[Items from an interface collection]
________________________________________

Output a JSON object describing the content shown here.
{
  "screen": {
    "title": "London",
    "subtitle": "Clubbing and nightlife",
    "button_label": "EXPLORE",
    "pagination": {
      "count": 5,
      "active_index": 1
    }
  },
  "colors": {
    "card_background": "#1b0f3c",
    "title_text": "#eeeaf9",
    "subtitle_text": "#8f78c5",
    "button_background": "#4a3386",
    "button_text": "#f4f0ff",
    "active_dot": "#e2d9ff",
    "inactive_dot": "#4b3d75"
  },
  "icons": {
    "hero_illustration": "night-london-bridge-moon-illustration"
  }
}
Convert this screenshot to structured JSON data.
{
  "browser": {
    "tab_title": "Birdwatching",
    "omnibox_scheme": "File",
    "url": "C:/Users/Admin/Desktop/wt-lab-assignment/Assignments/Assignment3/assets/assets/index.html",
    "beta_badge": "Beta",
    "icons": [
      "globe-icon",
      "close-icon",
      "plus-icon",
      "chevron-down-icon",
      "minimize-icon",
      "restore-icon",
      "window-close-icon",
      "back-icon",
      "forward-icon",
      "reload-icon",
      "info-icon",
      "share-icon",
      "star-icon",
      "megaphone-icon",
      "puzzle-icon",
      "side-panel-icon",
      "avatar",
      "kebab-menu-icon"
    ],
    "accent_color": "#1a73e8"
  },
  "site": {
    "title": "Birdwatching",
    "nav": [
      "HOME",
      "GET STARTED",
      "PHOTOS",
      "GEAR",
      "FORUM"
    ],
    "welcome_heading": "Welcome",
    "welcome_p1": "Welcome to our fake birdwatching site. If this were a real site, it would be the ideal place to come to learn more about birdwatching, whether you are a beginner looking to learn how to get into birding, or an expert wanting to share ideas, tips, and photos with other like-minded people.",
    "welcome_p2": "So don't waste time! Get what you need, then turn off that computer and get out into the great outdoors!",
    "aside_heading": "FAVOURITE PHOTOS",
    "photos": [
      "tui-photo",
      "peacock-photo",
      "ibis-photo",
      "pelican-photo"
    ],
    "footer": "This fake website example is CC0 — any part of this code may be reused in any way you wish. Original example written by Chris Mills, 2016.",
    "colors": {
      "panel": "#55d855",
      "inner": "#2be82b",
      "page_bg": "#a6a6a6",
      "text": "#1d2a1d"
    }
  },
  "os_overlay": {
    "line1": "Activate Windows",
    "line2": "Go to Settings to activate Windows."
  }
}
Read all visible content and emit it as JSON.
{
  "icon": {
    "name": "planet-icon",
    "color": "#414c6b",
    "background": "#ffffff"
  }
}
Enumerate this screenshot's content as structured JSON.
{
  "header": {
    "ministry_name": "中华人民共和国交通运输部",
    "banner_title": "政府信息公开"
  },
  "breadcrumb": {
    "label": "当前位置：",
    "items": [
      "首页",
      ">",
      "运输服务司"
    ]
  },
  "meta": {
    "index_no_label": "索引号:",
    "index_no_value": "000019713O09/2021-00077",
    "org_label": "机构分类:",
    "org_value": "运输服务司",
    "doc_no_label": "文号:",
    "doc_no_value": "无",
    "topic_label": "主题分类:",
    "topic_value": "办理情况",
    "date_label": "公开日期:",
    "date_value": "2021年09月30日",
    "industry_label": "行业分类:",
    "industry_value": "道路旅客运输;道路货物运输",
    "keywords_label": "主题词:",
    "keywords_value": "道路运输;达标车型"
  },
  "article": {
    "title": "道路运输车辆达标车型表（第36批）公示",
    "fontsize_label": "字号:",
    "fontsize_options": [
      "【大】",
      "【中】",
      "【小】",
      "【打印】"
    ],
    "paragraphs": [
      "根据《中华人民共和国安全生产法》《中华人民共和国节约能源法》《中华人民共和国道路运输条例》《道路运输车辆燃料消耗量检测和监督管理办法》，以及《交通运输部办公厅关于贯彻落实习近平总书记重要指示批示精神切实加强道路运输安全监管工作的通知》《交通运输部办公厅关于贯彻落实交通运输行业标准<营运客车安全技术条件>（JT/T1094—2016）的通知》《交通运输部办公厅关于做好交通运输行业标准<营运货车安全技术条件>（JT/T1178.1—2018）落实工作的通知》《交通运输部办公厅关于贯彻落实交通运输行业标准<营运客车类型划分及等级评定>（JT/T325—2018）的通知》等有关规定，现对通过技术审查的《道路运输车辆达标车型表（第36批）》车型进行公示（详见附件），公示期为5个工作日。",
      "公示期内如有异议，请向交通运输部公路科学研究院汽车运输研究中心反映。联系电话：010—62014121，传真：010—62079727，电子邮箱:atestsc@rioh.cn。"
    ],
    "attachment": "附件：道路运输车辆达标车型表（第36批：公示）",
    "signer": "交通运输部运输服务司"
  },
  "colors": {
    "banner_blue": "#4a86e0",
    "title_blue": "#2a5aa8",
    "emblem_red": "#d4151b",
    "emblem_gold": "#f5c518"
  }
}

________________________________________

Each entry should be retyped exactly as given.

ANSWER FOR THE TASK:
Output a JSON object describing the content shown here.
{
  "screen": {
    "title": "London",
    "subtitle": "Clubbing and nightlife",
    "button_label": "EXPLORE",
    "pagination": {
      "count": 5,
      "active_index": 1
    }
  },
  "colors": {
    "card_background": "#1b0f3c",
    "title_text": "#eeeaf9",
    "subtitle_text": "#8f78c5",
    "button_background": "#4a3386",
    "button_text": "#f4f0ff",
    "active_dot": "#e2d9ff",
    "inactive_dot": "#4b3d75"
  },
  "icons": {
    "hero_illustration": "night-london-bridge-moon-illustration"
  }
}
Convert this screenshot to structured JSON data.
{
  "browser": {
    "tab_title": "Birdwatching",
    "omnibox_scheme": "File",
    "url": "C:/Users/Admin/Desktop/wt-lab-assignment/Assignments/Assignment3/assets/assets/index.html",
    "beta_badge": "Beta",
    "icons": [
      "globe-icon",
      "close-icon",
      "plus-icon",
      "chevron-down-icon",
      "minimize-icon",
      "restore-icon",
      "window-close-icon",
      "back-icon",
      "forward-icon",
      "reload-icon",
      "info-icon",
      "share-icon",
      "star-icon",
      "megaphone-icon",
      "puzzle-icon",
      "side-panel-icon",
      "avatar",
      "kebab-menu-icon"
    ],
    "accent_color": "#1a73e8"
  },
  "site": {
    "title": "Birdwatching",
    "nav": [
      "HOME",
      "GET STARTED",
      "PHOTOS",
      "GEAR",
      "FORUM"
    ],
    "welcome_heading": "Welcome",
    "welcome_p1": "Welcome to our fake birdwatching site. If this were a real site, it would be the ideal place to come to learn more about birdwatching, whether you are a beginner looking to learn how to get into birding, or an expert wanting to share ideas, tips, and photos with other like-minded people.",
    "welcome_p2": "So don't waste time! Get what you need, then turn off that computer and get out into the great outdoors!",
    "aside_heading": "FAVOURITE PHOTOS",
    "photos": [
      "tui-photo",
      "peacock-photo",
      "ibis-photo",
      "pelican-photo"
    ],
    "footer": "This fake website example is CC0 — any part of this code may be reused in any way you wish. Original example written by Chris Mills, 2016.",
    "colors": {
      "panel": "#55d855",
      "inner": "#2be82b",
      "page_bg": "#a6a6a6",
      "text": "#1d2a1d"
    }
  },
  "os_overlay": {
    "line1": "Activate Windows",
    "line2": "Go to Settings to activate Windows."
  }
}
Read all visible content and emit it as JSON.
{
  "icon": {
    "name": "planet-icon",
    "color": "#414c6b",
    "background": "#ffffff"
  }
}
Enumerate this screenshot's content as structured JSON.
{
  "header": {
    "ministry_name": "中华人民共和国交通运输部",
    "banner_title": "政府信息公开"
  },
  "breadcrumb": {
    "label": "当前位置：",
    "items": [
      "首页",
      ">",
      "运输服务司"
    ]
  },
  "meta": {
    "index_no_label": "索引号:",
    "index_no_value": "000019713O09/2021-00077",
    "org_label": "机构分类:",
    "org_value": "运输服务司",
    "doc_no_label": "文号:",
    "doc_no_value": "无",
    "topic_label": "主题分类:",
    "topic_value": "办理情况",
    "date_label": "公开日期:",
    "date_value": "2021年09月30日",
    "industry_label": "行业分类:",
    "industry_value": "道路旅客运输;道路货物运输",
    "keywords_label": "主题词:",
    "keywords_value": "道路运输;达标车型"
  },
  "article": {
    "title": "道路运输车辆达标车型表（第36批）公示",
    "fontsize_label": "字号:",
    "fontsize_options": [
      "【大】",
      "【中】",
      "【小】",
      "【打印】"
    ],
    "paragraphs": [
      "根据《中华人民共和国安全生产法》《中华人民共和国节约能源法》《中华人民共和国道路运输条例》《道路运输车辆燃料消耗量检测和监督管理办法》，以及《交通运输部办公厅关于贯彻落实习近平总书记重要指示批示精神切实加强道路运输安全监管工作的通知》《交通运输部办公厅关于贯彻落实交通运输行业标准<营运客车安全技术条件>（JT/T1094—2016）的通知》《交通运输部办公厅关于做好交通运输行业标准<营运货车安全技术条件>（JT/T1178.1—2018）落实工作的通知》《交通运输部办公厅关于贯彻落实交通运输行业标准<营运客车类型划分及等级评定>（JT/T325—2018）的通知》等有关规定，现对通过技术审查的《道路运输车辆达标车型表（第36批）》车型进行公示（详见附件），公示期为5个工作日。",
      "公示期内如有异议，请向交通运输部公路科学研究院汽车运输研究中心反映。联系电话：010—62014121，传真：010—62079727，电子邮箱:atestsc@rioh.cn。"
    ],
    "attachment": "附件：道路运输车辆达标车型表（第36批：公示）",
    "signer": "交通运输部运输服务司"
  },
  "colors": {
    "banner_blue": "#4a86e0",
    "title_blue": "#2a5aa8",
    "emblem_red": "#d4151b",
    "emblem_gold": "#f5c518"
  }
}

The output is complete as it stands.